[Items from a data source]
Segment Open
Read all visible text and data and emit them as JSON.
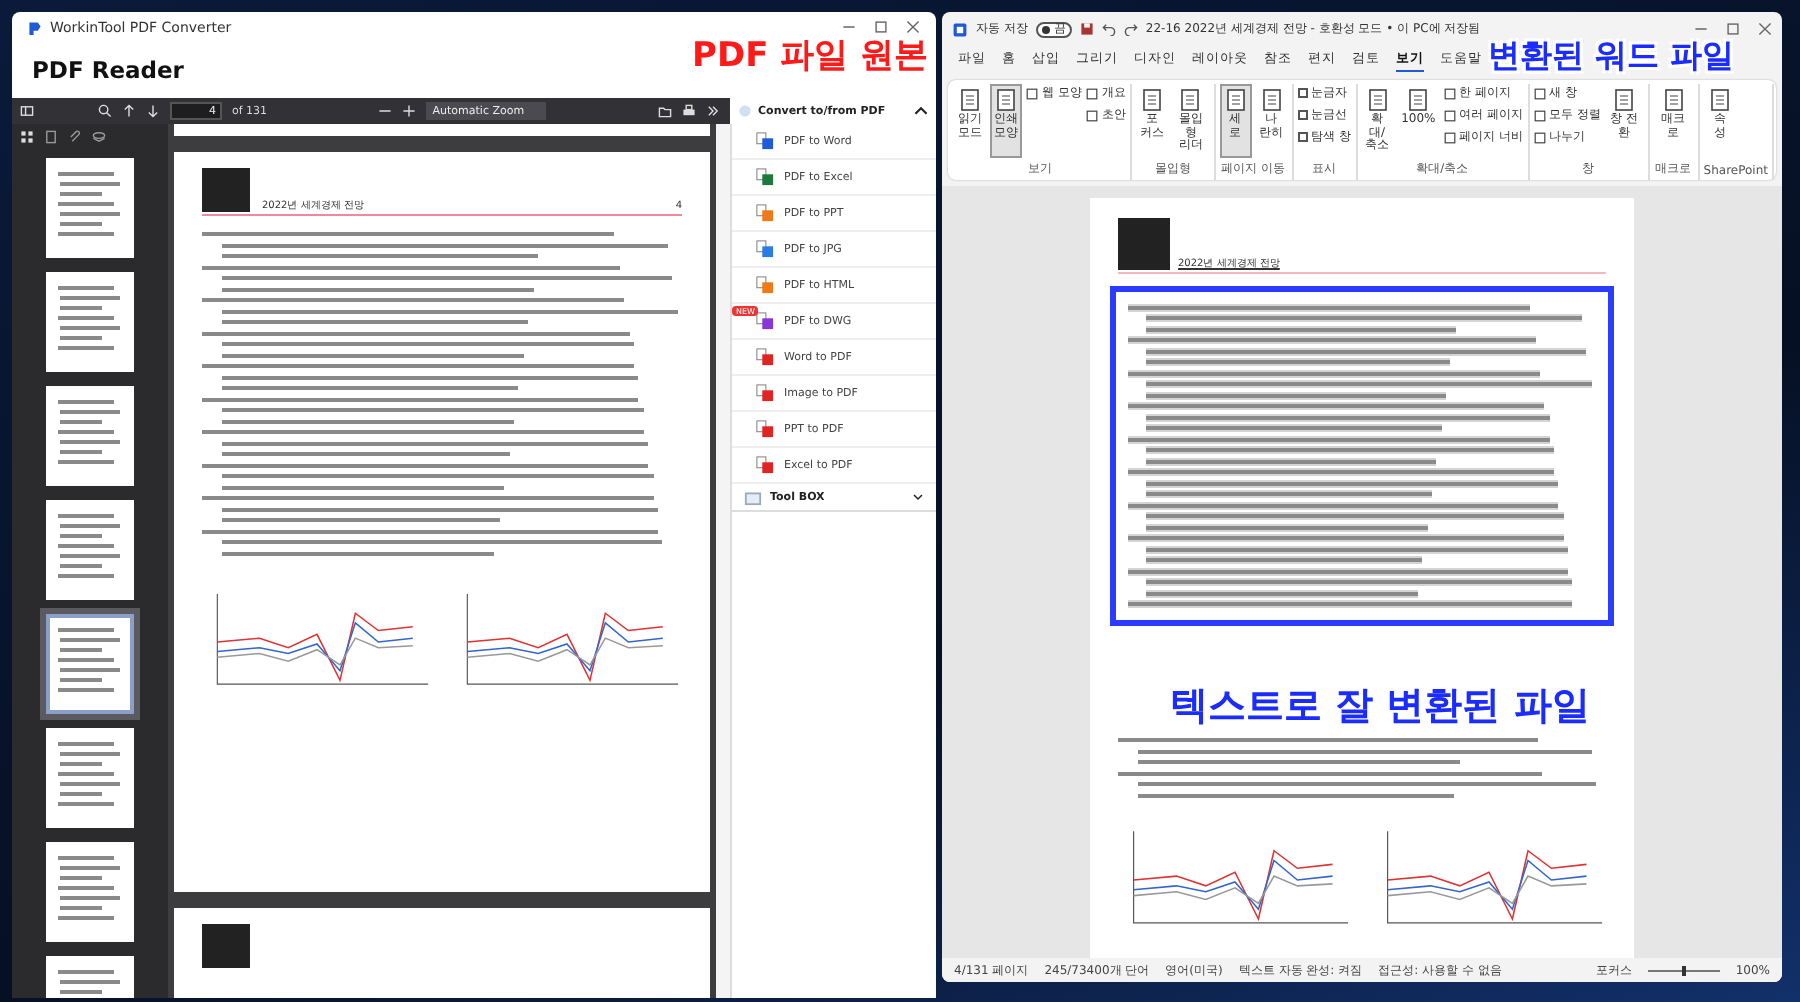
{
  "left_window": {
    "app_title": "WorkinTool PDF Converter",
    "heading": "PDF Reader",
    "toolbar": {
      "page": "4",
      "page_count": "of 131",
      "zoom": "Automatic Zoom"
    },
    "thumbnails": [
      {
        "selected": false
      },
      {
        "selected": false
      },
      {
        "selected": false
      },
      {
        "selected": false
      },
      {
        "selected": true
      },
      {
        "selected": false
      },
      {
        "selected": false
      },
      {
        "selected": false
      }
    ],
    "page": {
      "header": "2022년 세계경제 전망",
      "page_number": "4"
    },
    "panel": {
      "title": "Convert to/from PDF",
      "expanded": true,
      "items": [
        {
          "label": "PDF to Word",
          "color": "#1f5bd6"
        },
        {
          "label": "PDF to Excel",
          "color": "#1d7a3a"
        },
        {
          "label": "PDF to PPT",
          "color": "#f07a1a"
        },
        {
          "label": "PDF to JPG",
          "color": "#2a7de1"
        },
        {
          "label": "PDF to HTML",
          "color": "#f07a1a"
        },
        {
          "label": "PDF to DWG",
          "color": "#8a35d8",
          "badge": "NEW"
        },
        {
          "label": "Word to PDF",
          "color": "#e02424"
        },
        {
          "label": "Image to PDF",
          "color": "#e02424"
        },
        {
          "label": "PPT to PDF",
          "color": "#e02424"
        },
        {
          "label": "Excel to PDF",
          "color": "#e02424"
        }
      ],
      "toolbox": {
        "title": "Tool BOX",
        "expanded": false
      }
    }
  },
  "right_window": {
    "autosave_label": "자동 저장",
    "autosave": {
      "on": false,
      "text": "끔"
    },
    "title": "22-16 2022년 세계경제 전망 - 호환성 모드 • 이 PC에 저장됨",
    "tabs": [
      {
        "label": "파일",
        "selected": false
      },
      {
        "label": "홈",
        "selected": false
      },
      {
        "label": "삽입",
        "selected": false
      },
      {
        "label": "그리기",
        "selected": false
      },
      {
        "label": "디자인",
        "selected": false
      },
      {
        "label": "레이아웃",
        "selected": false
      },
      {
        "label": "참조",
        "selected": false
      },
      {
        "label": "편지",
        "selected": false
      },
      {
        "label": "검토",
        "selected": false
      },
      {
        "label": "보기",
        "selected": true
      },
      {
        "label": "도움말",
        "selected": false
      }
    ],
    "groups": [
      {
        "name": "보기",
        "items": [
          {
            "kind": "large",
            "label": "읽기\n모드",
            "selected": false
          },
          {
            "kind": "large",
            "label": "인쇄\n모양",
            "selected": true
          },
          {
            "kind": "stack",
            "items": [
              {
                "kind": "small",
                "label": "웹 모양"
              }
            ]
          },
          {
            "kind": "stack",
            "items": [
              {
                "kind": "small",
                "label": "개요"
              },
              {
                "kind": "small",
                "label": "초안"
              }
            ]
          }
        ]
      },
      {
        "name": "몰입형",
        "items": [
          {
            "kind": "large",
            "label": "포\n커스",
            "selected": false
          },
          {
            "kind": "large",
            "label": "몰입형\n리더",
            "selected": false
          }
        ]
      },
      {
        "name": "페이지 이동",
        "items": [
          {
            "kind": "large",
            "label": "세\n로",
            "selected": true
          },
          {
            "kind": "large",
            "label": "나\n란히",
            "selected": false
          }
        ]
      },
      {
        "name": "표시",
        "items": [
          {
            "kind": "stack",
            "items": [
              {
                "kind": "check",
                "label": "눈금자",
                "checked": false
              },
              {
                "kind": "check",
                "label": "눈금선",
                "checked": false
              },
              {
                "kind": "check",
                "label": "탐색 창",
                "checked": false
              }
            ]
          }
        ]
      },
      {
        "name": "확대/축소",
        "items": [
          {
            "kind": "large",
            "label": "확대/\n축소",
            "selected": false
          },
          {
            "kind": "large",
            "label": "100%",
            "selected": false
          },
          {
            "kind": "stack",
            "items": [
              {
                "kind": "small",
                "label": "한 페이지"
              },
              {
                "kind": "small",
                "label": "여러 페이지"
              },
              {
                "kind": "small",
                "label": "페이지 너비"
              }
            ]
          }
        ]
      },
      {
        "name": "창",
        "items": [
          {
            "kind": "stack",
            "items": [
              {
                "kind": "small",
                "label": "새 창"
              },
              {
                "kind": "small",
                "label": "모두 정렬"
              },
              {
                "kind": "small",
                "label": "나누기"
              }
            ]
          },
          {
            "kind": "large",
            "label": "창 전환",
            "selected": false
          }
        ]
      },
      {
        "name": "매크로",
        "items": [
          {
            "kind": "large",
            "label": "매크로",
            "selected": false
          }
        ]
      },
      {
        "name": "SharePoint",
        "items": [
          {
            "kind": "large",
            "label": "속\n성",
            "selected": false
          }
        ]
      }
    ],
    "page": {
      "header": "2022년 세계경제 전망"
    },
    "status_bar": {
      "items": [
        "4/131 페이지",
        "245/73400개 단어",
        "영어(미국)",
        "텍스트 자동 완성: 켜짐",
        "접근성: 사용할 수 없음"
      ],
      "focus": "포커스",
      "zoom_slider": {
        "level": 0.5
      },
      "zoom": "100%"
    }
  },
  "annotations": [
    {
      "text": "PDF 파일 원본",
      "color": "#ff1a1a"
    },
    {
      "text": "변환된 워드 파일",
      "color": "#1a2cff"
    },
    {
      "text": "텍스트로 잘 변환된 파일",
      "color": "#1a2cff"
    }
  ]
}
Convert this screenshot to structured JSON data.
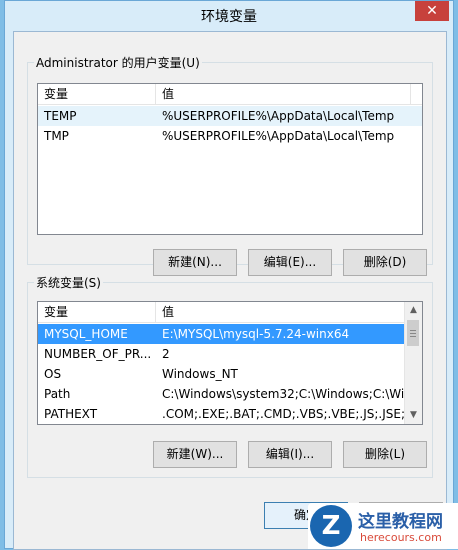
{
  "window": {
    "title": "环境变量",
    "close_glyph": "✕"
  },
  "user_vars": {
    "group_label": "Administrator 的用户变量(U)",
    "columns": [
      "变量",
      "值"
    ],
    "rows": [
      {
        "name": "TEMP",
        "value": "%USERPROFILE%\\AppData\\Local\\Temp"
      },
      {
        "name": "TMP",
        "value": "%USERPROFILE%\\AppData\\Local\\Temp"
      }
    ],
    "buttons": {
      "new": "新建(N)...",
      "edit": "编辑(E)...",
      "delete": "删除(D)"
    }
  },
  "system_vars": {
    "group_label": "系统变量(S)",
    "columns": [
      "变量",
      "值"
    ],
    "rows": [
      {
        "name": "MYSQL_HOME",
        "value": "E:\\MYSQL\\mysql-5.7.24-winx64"
      },
      {
        "name": "NUMBER_OF_PR...",
        "value": "2"
      },
      {
        "name": "OS",
        "value": "Windows_NT"
      },
      {
        "name": "Path",
        "value": "C:\\Windows\\system32;C:\\Windows;C:\\Wi..."
      },
      {
        "name": "PATHEXT",
        "value": ".COM;.EXE;.BAT;.CMD;.VBS;.VBE;.JS;.JSE;..."
      }
    ],
    "selected_row": 0,
    "buttons": {
      "new": "新建(W)...",
      "edit": "编辑(I)...",
      "delete": "删除(L)"
    }
  },
  "footer": {
    "ok": "确定"
  },
  "watermark": {
    "logo_letter": "Z",
    "text": "这里教程网",
    "sub": "herecours.com"
  },
  "colors": {
    "selection": "#3399ff",
    "window_frame": "#d8ecf9",
    "close": "#c7413c"
  }
}
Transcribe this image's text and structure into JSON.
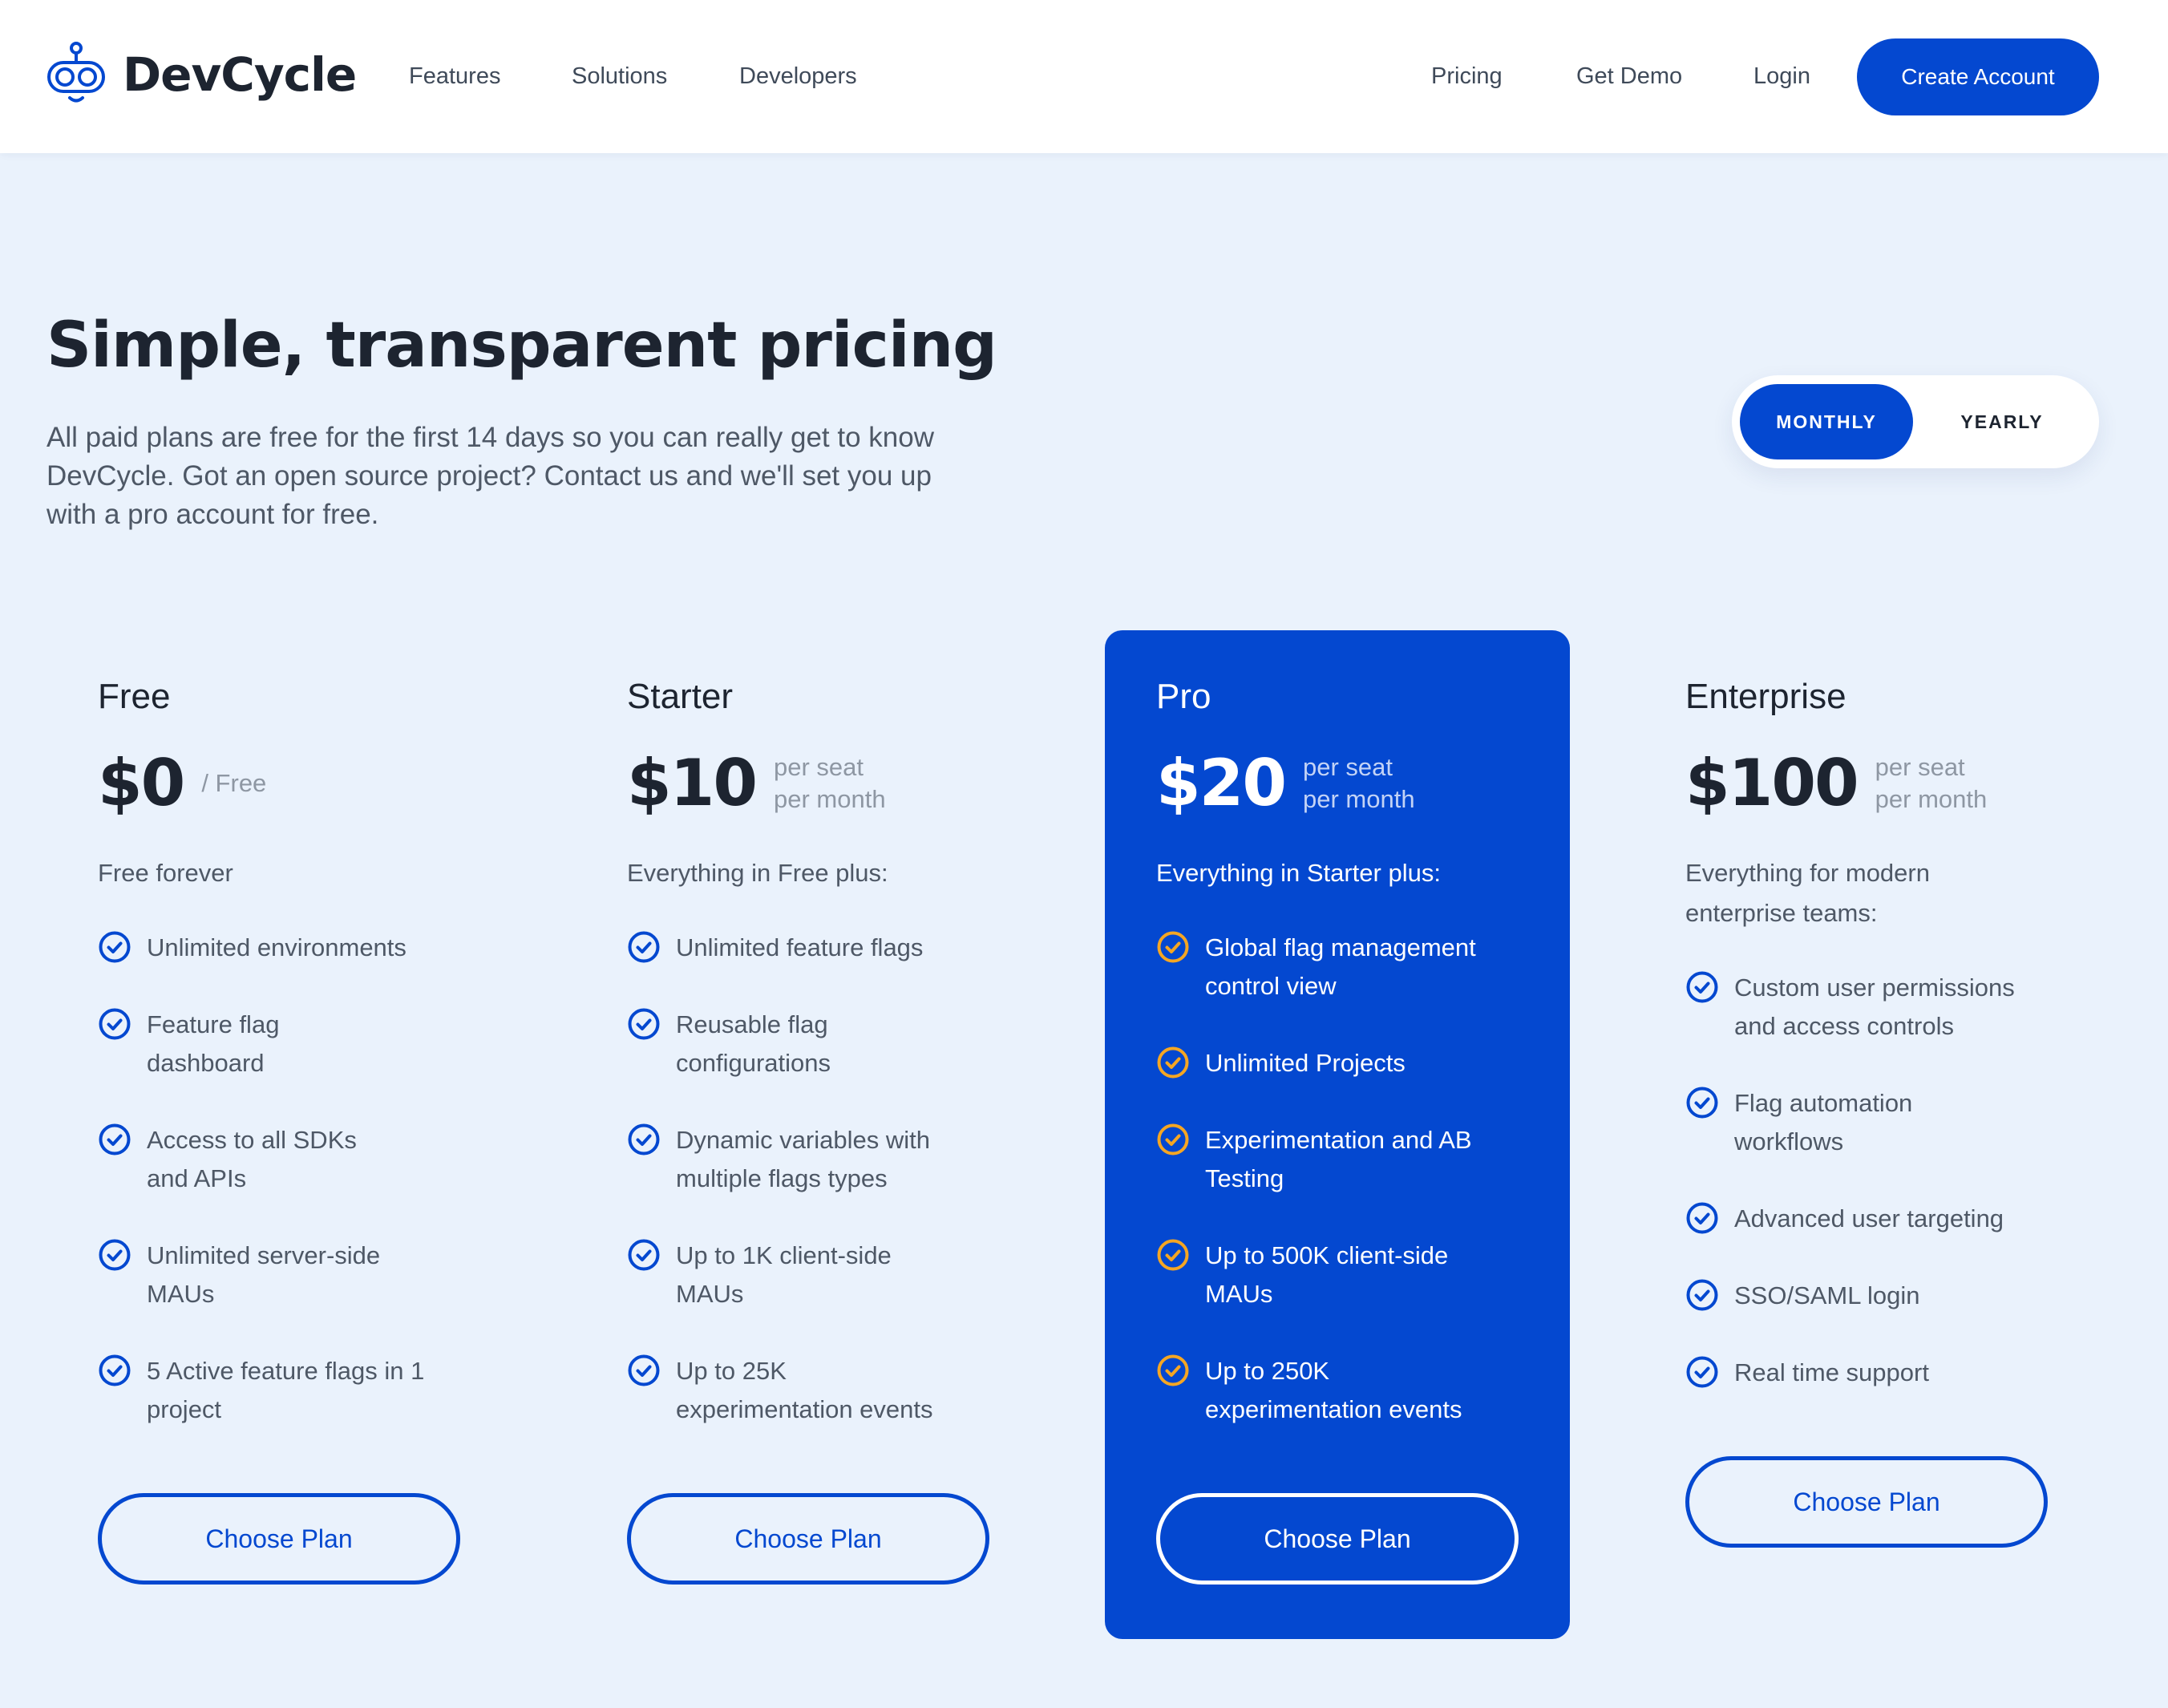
{
  "brand": {
    "name": "DevCycle",
    "logo_icon": "robot-face-logo-icon"
  },
  "nav": {
    "left": [
      "Features",
      "Solutions",
      "Developers"
    ],
    "right": [
      "Pricing",
      "Get Demo",
      "Login"
    ],
    "cta": "Create Account"
  },
  "hero": {
    "title": "Simple, transparent pricing",
    "subtitle_lines": [
      "All paid plans are free for the first 14 days so you can really get to know",
      "DevCycle. Got an open source project? Contact us and we'll set you up",
      "with a pro account for free."
    ]
  },
  "billing_toggle": {
    "options": [
      "MONTHLY",
      "YEARLY"
    ],
    "selected": "MONTHLY"
  },
  "plans": [
    {
      "name": "Free",
      "price": "$0",
      "price_unit": [
        "/ Free"
      ],
      "description": [
        "Free forever"
      ],
      "features": [
        [
          "Unlimited environments"
        ],
        [
          "Feature flag",
          "dashboard"
        ],
        [
          "Access to all SDKs",
          "and APIs"
        ],
        [
          "Unlimited server-side",
          "MAUs"
        ],
        [
          "5 Active feature flags in 1",
          "project"
        ]
      ],
      "cta": "Choose Plan",
      "featured": false
    },
    {
      "name": "Starter",
      "price": "$10",
      "price_unit": [
        "per seat",
        "per month"
      ],
      "description": [
        "Everything in Free plus:"
      ],
      "features": [
        [
          "Unlimited feature flags"
        ],
        [
          "Reusable flag",
          "configurations"
        ],
        [
          "Dynamic variables with",
          "multiple flags types"
        ],
        [
          "Up to 1K client-side",
          "MAUs"
        ],
        [
          "Up to 25K",
          "experimentation events"
        ]
      ],
      "cta": "Choose Plan",
      "featured": false
    },
    {
      "name": "Pro",
      "price": "$20",
      "price_unit": [
        "per seat",
        "per month"
      ],
      "description": [
        "Everything in Starter plus:"
      ],
      "features": [
        [
          "Global flag management",
          "control view"
        ],
        [
          "Unlimited Projects"
        ],
        [
          "Experimentation and AB",
          "Testing"
        ],
        [
          "Up to 500K client-side",
          "MAUs"
        ],
        [
          "Up to 250K",
          "experimentation events"
        ]
      ],
      "cta": "Choose Plan",
      "featured": true
    },
    {
      "name": "Enterprise",
      "price": "$100",
      "price_unit": [
        "per seat",
        "per month"
      ],
      "description": [
        "Everything for modern",
        "enterprise teams:"
      ],
      "features": [
        [
          "Custom user permissions",
          "and access controls"
        ],
        [
          "Flag automation",
          "workflows"
        ],
        [
          "Advanced user targeting"
        ],
        [
          "SSO/SAML login"
        ],
        [
          "Real time support"
        ]
      ],
      "cta": "Choose Plan",
      "featured": false
    }
  ],
  "icons": {
    "feature_check": "check-circle-icon"
  },
  "colors": {
    "primary": "#0448d0",
    "page_background": "#eaf2fc",
    "heading": "#1d2430",
    "body_text": "#4e5866",
    "check_standard": "#0448d0",
    "check_featured": "#f5a623"
  }
}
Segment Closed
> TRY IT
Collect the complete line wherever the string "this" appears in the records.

> YOUR RESPONSE
Convert this screenshot to structured JSON data.
Transcribe this image's text and structure into JSON.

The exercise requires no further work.